WORK ITEM
Make an exact copy of the listing underneath, skipping each picture.

== == ==

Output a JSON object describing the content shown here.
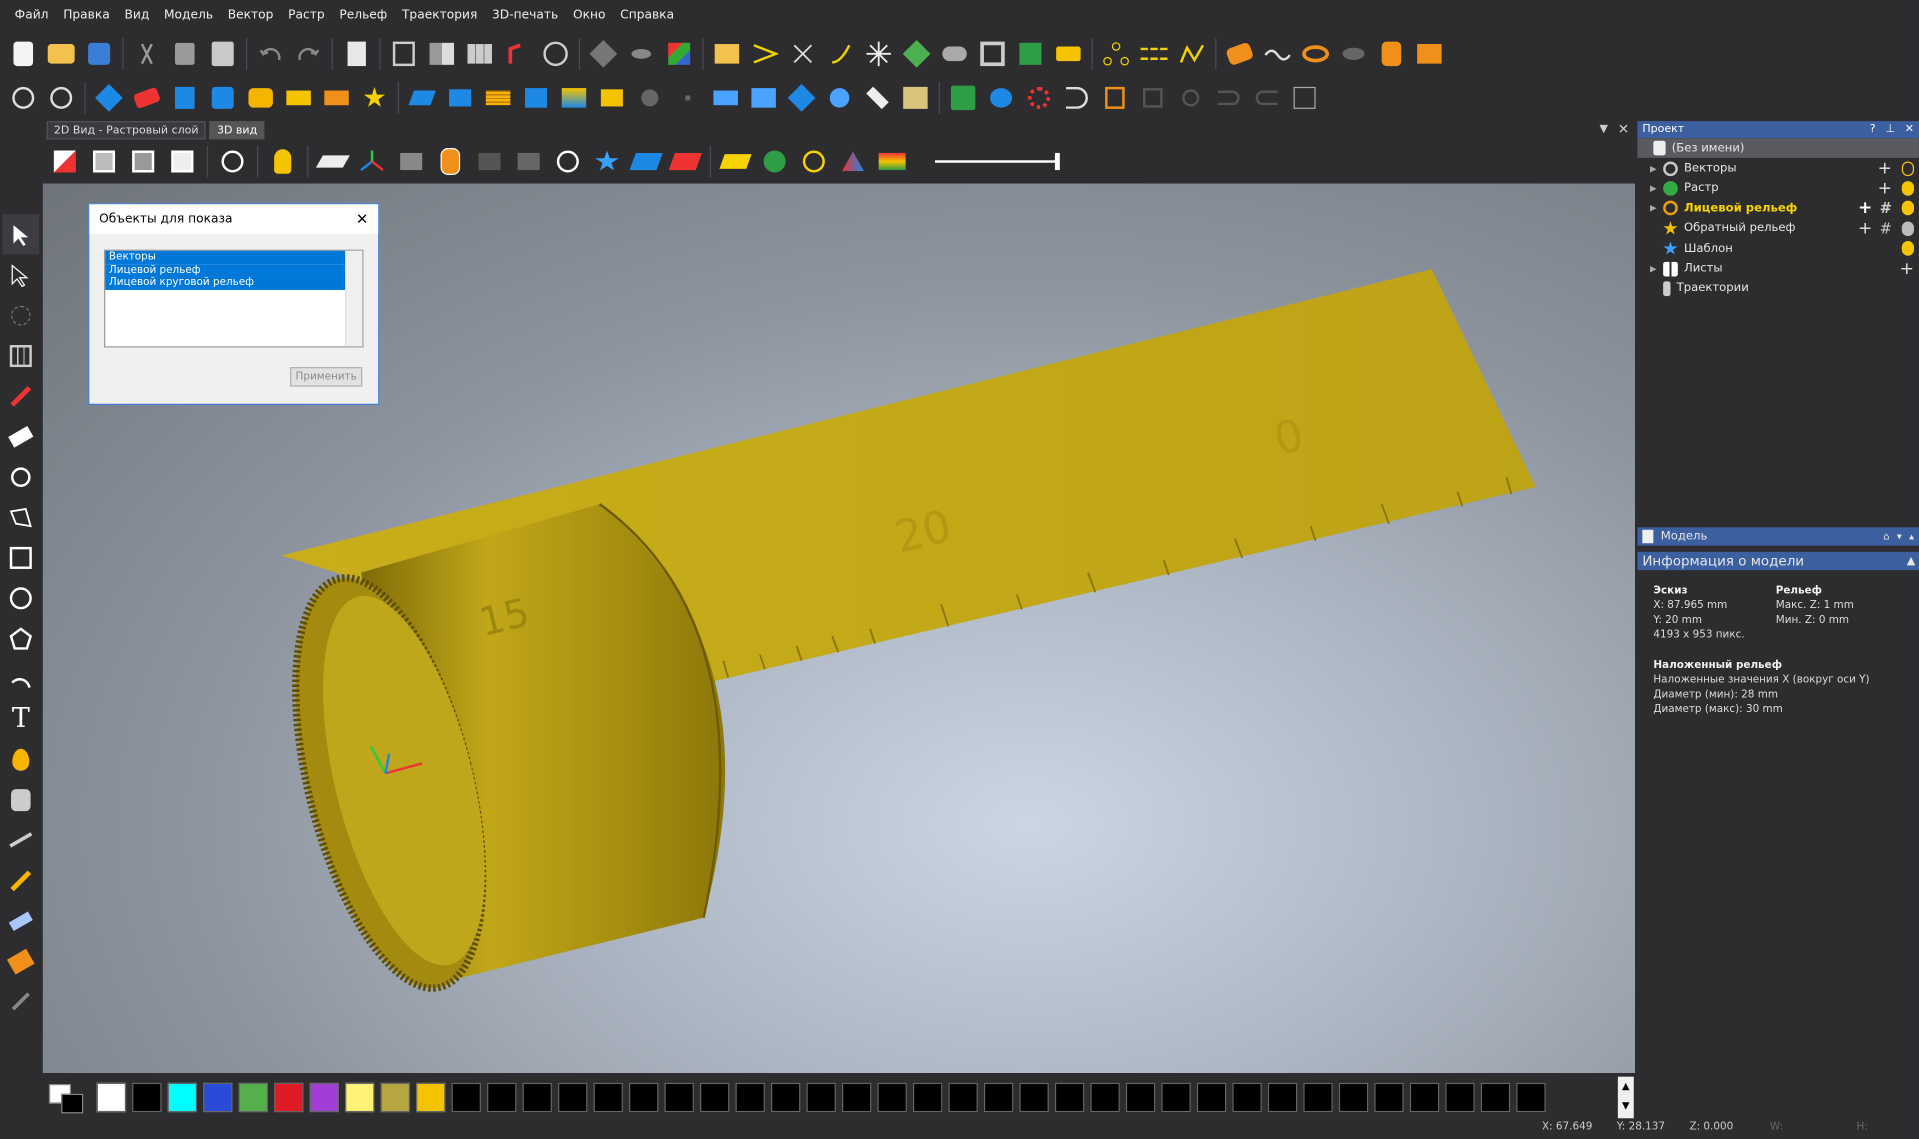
{
  "menu": [
    "Файл",
    "Правка",
    "Вид",
    "Модель",
    "Вектор",
    "Растр",
    "Рельеф",
    "Траектория",
    "3D-печать",
    "Окно",
    "Справка"
  ],
  "tabs": {
    "view2d": "2D Вид - Растровый слой",
    "view3d": "3D вид"
  },
  "dialog": {
    "title": "Объекты для показа",
    "items": [
      "Векторы",
      "Лицевой рельеф",
      "Лицевой круговой рельеф"
    ],
    "apply": "Применить"
  },
  "project": {
    "title": "Проект",
    "root": "(Без имени)",
    "items": [
      {
        "label": "Векторы",
        "color": "#c8c8c8"
      },
      {
        "label": "Растр",
        "color": "#33aa44"
      },
      {
        "label": "Лицевой рельеф",
        "color": "#f0a000",
        "active": true
      },
      {
        "label": "Обратный рельеф",
        "color": "#f0c000"
      },
      {
        "label": "Шаблон",
        "color": "#3aa0ff"
      },
      {
        "label": "Листы",
        "color": "#ffffff"
      },
      {
        "label": "Траектории",
        "color": "#cccccc"
      }
    ]
  },
  "model": {
    "title": "Модель",
    "info_title": "Информация о модели",
    "sketch_h": "Эскиз",
    "sketch_x": "X: 87.965 mm",
    "sketch_y": "Y: 20 mm",
    "sketch_px": "4193 x 953 пикс.",
    "relief_h": "Рельеф",
    "relief_max": "Макс. Z: 1 mm",
    "relief_min": "Мин. Z: 0 mm",
    "wrap_h": "Наложенный рельеф",
    "wrap_1": "Наложенные значения X (вокруг оси Y)",
    "wrap_2": "Диаметр (мин): 28 mm",
    "wrap_3": "Диаметр (макс): 30 mm"
  },
  "ruler": {
    "label_0": "0",
    "label_20": "20",
    "label_15": "15"
  },
  "status": {
    "x": "X: 67.649",
    "y": "Y: 28.137",
    "z": "Z: 0.000",
    "w": "W:",
    "h": "H:"
  },
  "palette": [
    "#ffffff",
    "#000000",
    "#00ffff",
    "#2a4bd7",
    "#55b04b",
    "#e01b24",
    "#a23ed6",
    "#fff176",
    "#b5a642",
    "#f5c400",
    "#000000",
    "#000000",
    "#000000",
    "#000000",
    "#000000",
    "#000000",
    "#000000",
    "#000000",
    "#000000",
    "#000000",
    "#000000",
    "#000000",
    "#000000",
    "#000000",
    "#000000",
    "#000000",
    "#000000",
    "#000000",
    "#000000",
    "#000000",
    "#000000",
    "#000000",
    "#000000",
    "#000000",
    "#000000",
    "#000000",
    "#000000",
    "#000000",
    "#000000",
    "#000000",
    "#000000"
  ]
}
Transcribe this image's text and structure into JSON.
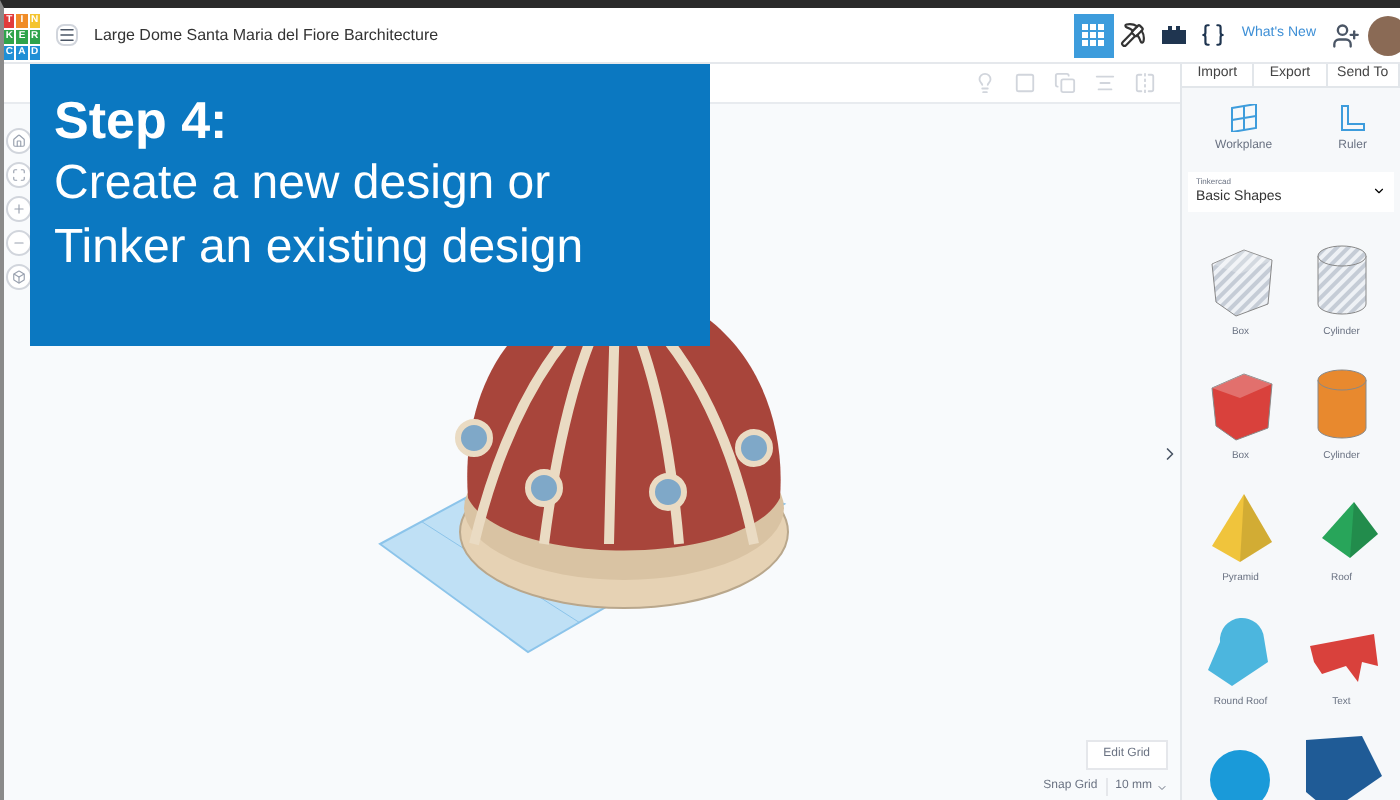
{
  "header": {
    "logo_letters": [
      "T",
      "I",
      "N",
      "K",
      "E",
      "R",
      "C",
      "A",
      "D"
    ],
    "title": "Large Dome Santa Maria del Fiore Barchitecture",
    "whats_new": "What's New",
    "views": [
      {
        "kind": "grid",
        "selected": true
      },
      {
        "kind": "build",
        "selected": false
      },
      {
        "kind": "bricks",
        "selected": false
      },
      {
        "kind": "code",
        "selected": false
      }
    ]
  },
  "toolbar": {
    "buttons": [
      "Import",
      "Export",
      "Send To"
    ]
  },
  "overlay": {
    "title": "Step 4:",
    "lines": [
      "Create a new design or",
      "Tinker an existing design"
    ]
  },
  "sidebar": {
    "tools": [
      {
        "kind": "workplane",
        "label": "Workplane"
      },
      {
        "kind": "ruler",
        "label": "Ruler"
      }
    ],
    "library": {
      "caption": "Tinkercad",
      "value": "Basic Shapes"
    },
    "shapes": [
      {
        "kind": "box",
        "label": "Box",
        "color": "#c5ccd6",
        "hole": true
      },
      {
        "kind": "cylinder",
        "label": "Cylinder",
        "color": "#c5ccd6",
        "hole": true
      },
      {
        "kind": "box",
        "label": "Box",
        "color": "#d9413c",
        "hole": false
      },
      {
        "kind": "cylinder",
        "label": "Cylinder",
        "color": "#e8892e",
        "hole": false
      },
      {
        "kind": "pyramid",
        "label": "Pyramid",
        "color": "#f0c43c",
        "hole": false
      },
      {
        "kind": "roof",
        "label": "Roof",
        "color": "#28a55a",
        "hole": false
      },
      {
        "kind": "roundroof",
        "label": "Round Roof",
        "color": "#4cb6de",
        "hole": false
      },
      {
        "kind": "text",
        "label": "Text",
        "color": "#d9413c",
        "hole": false
      },
      {
        "kind": "sphere",
        "color": "#1a9ad9",
        "hole": false
      },
      {
        "kind": "wedge",
        "color": "#1f5b96",
        "hole": false
      }
    ]
  },
  "grid": {
    "edit": "Edit Grid",
    "snap_label": "Snap Grid",
    "snap_value": "10 mm"
  }
}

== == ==

PROBLEM SOLUTION
Output a JSON object describing the content shown here.
{
  "menu": [
    "Файл",
    "Правка",
    "Вид",
    "Модель",
    "Вектор",
    "Растр",
    "Рельеф",
    "Траектория",
    "3D-печать",
    "Окно",
    "Справка"
  ],
  "tabs": {
    "view2d": "2D Вид - Растровый слой",
    "view3d": "3D вид"
  },
  "dialog": {
    "title": "Объекты для показа",
    "items": [
      "Векторы",
      "Лицевой рельеф",
      "Лицевой круговой рельеф"
    ],
    "apply": "Применить"
  },
  "project": {
    "title": "Проект",
    "root": "(Без имени)",
    "items": [
      {
        "label": "Векторы",
        "color": "#c8c8c8"
      },
      {
        "label": "Растр",
        "color": "#33aa44"
      },
      {
        "label": "Лицевой рельеф",
        "color": "#f0a000",
        "active": true
      },
      {
        "label": "Обратный рельеф",
        "color": "#f0c000"
      },
      {
        "label": "Шаблон",
        "color": "#3aa0ff"
      },
      {
        "label": "Листы",
        "color": "#ffffff"
      },
      {
        "label": "Траектории",
        "color": "#cccccc"
      }
    ]
  },
  "model": {
    "title": "Модель",
    "info_title": "Информация о модели",
    "sketch_h": "Эскиз",
    "sketch_x": "X: 87.965 mm",
    "sketch_y": "Y: 20 mm",
    "sketch_px": "4193 x 953 пикс.",
    "relief_h": "Рельеф",
    "relief_max": "Макс. Z: 1 mm",
    "relief_min": "Мин. Z: 0 mm",
    "wrap_h": "Наложенный рельеф",
    "wrap_1": "Наложенные значения X (вокруг оси Y)",
    "wrap_2": "Диаметр (мин): 28 mm",
    "wrap_3": "Диаметр (макс): 30 mm"
  },
  "ruler": {
    "label_0": "0",
    "label_20": "20",
    "label_15": "15"
  },
  "status": {
    "x": "X: 67.649",
    "y": "Y: 28.137",
    "z": "Z: 0.000",
    "w": "W:",
    "h": "H:"
  },
  "palette": [
    "#ffffff",
    "#000000",
    "#00ffff",
    "#2a4bd7",
    "#55b04b",
    "#e01b24",
    "#a23ed6",
    "#fff176",
    "#b5a642",
    "#f5c400",
    "#000000",
    "#000000",
    "#000000",
    "#000000",
    "#000000",
    "#000000",
    "#000000",
    "#000000",
    "#000000",
    "#000000",
    "#000000",
    "#000000",
    "#000000",
    "#000000",
    "#000000",
    "#000000",
    "#000000",
    "#000000",
    "#000000",
    "#000000",
    "#000000",
    "#000000",
    "#000000",
    "#000000",
    "#000000",
    "#000000",
    "#000000",
    "#000000",
    "#000000",
    "#000000",
    "#000000"
  ]
}
Transcribe this image's text and structure into JSON.
{
  "header": {
    "logo_letters": [
      "T",
      "I",
      "N",
      "K",
      "E",
      "R",
      "C",
      "A",
      "D"
    ],
    "title": "Large Dome Santa Maria del Fiore Barchitecture",
    "whats_new": "What's New",
    "views": [
      {
        "kind": "grid",
        "selected": true
      },
      {
        "kind": "build",
        "selected": false
      },
      {
        "kind": "bricks",
        "selected": false
      },
      {
        "kind": "code",
        "selected": false
      }
    ]
  },
  "toolbar": {
    "buttons": [
      "Import",
      "Export",
      "Send To"
    ]
  },
  "overlay": {
    "title": "Step 4:",
    "lines": [
      "Create a new design or",
      "Tinker an existing design"
    ]
  },
  "sidebar": {
    "tools": [
      {
        "kind": "workplane",
        "label": "Workplane"
      },
      {
        "kind": "ruler",
        "label": "Ruler"
      }
    ],
    "library": {
      "caption": "Tinkercad",
      "value": "Basic Shapes"
    },
    "shapes": [
      {
        "kind": "box",
        "label": "Box",
        "color": "#c5ccd6",
        "hole": true
      },
      {
        "kind": "cylinder",
        "label": "Cylinder",
        "color": "#c5ccd6",
        "hole": true
      },
      {
        "kind": "box",
        "label": "Box",
        "color": "#d9413c",
        "hole": false
      },
      {
        "kind": "cylinder",
        "label": "Cylinder",
        "color": "#e8892e",
        "hole": false
      },
      {
        "kind": "pyramid",
        "label": "Pyramid",
        "color": "#f0c43c",
        "hole": false
      },
      {
        "kind": "roof",
        "label": "Roof",
        "color": "#28a55a",
        "hole": false
      },
      {
        "kind": "roundroof",
        "label": "Round Roof",
        "color": "#4cb6de",
        "hole": false
      },
      {
        "kind": "text",
        "label": "Text",
        "color": "#d9413c",
        "hole": false
      },
      {
        "kind": "sphere",
        "color": "#1a9ad9",
        "hole": false
      },
      {
        "kind": "wedge",
        "color": "#1f5b96",
        "hole": false
      }
    ]
  },
  "grid": {
    "edit": "Edit Grid",
    "snap_label": "Snap Grid",
    "snap_value": "10 mm"
  }
}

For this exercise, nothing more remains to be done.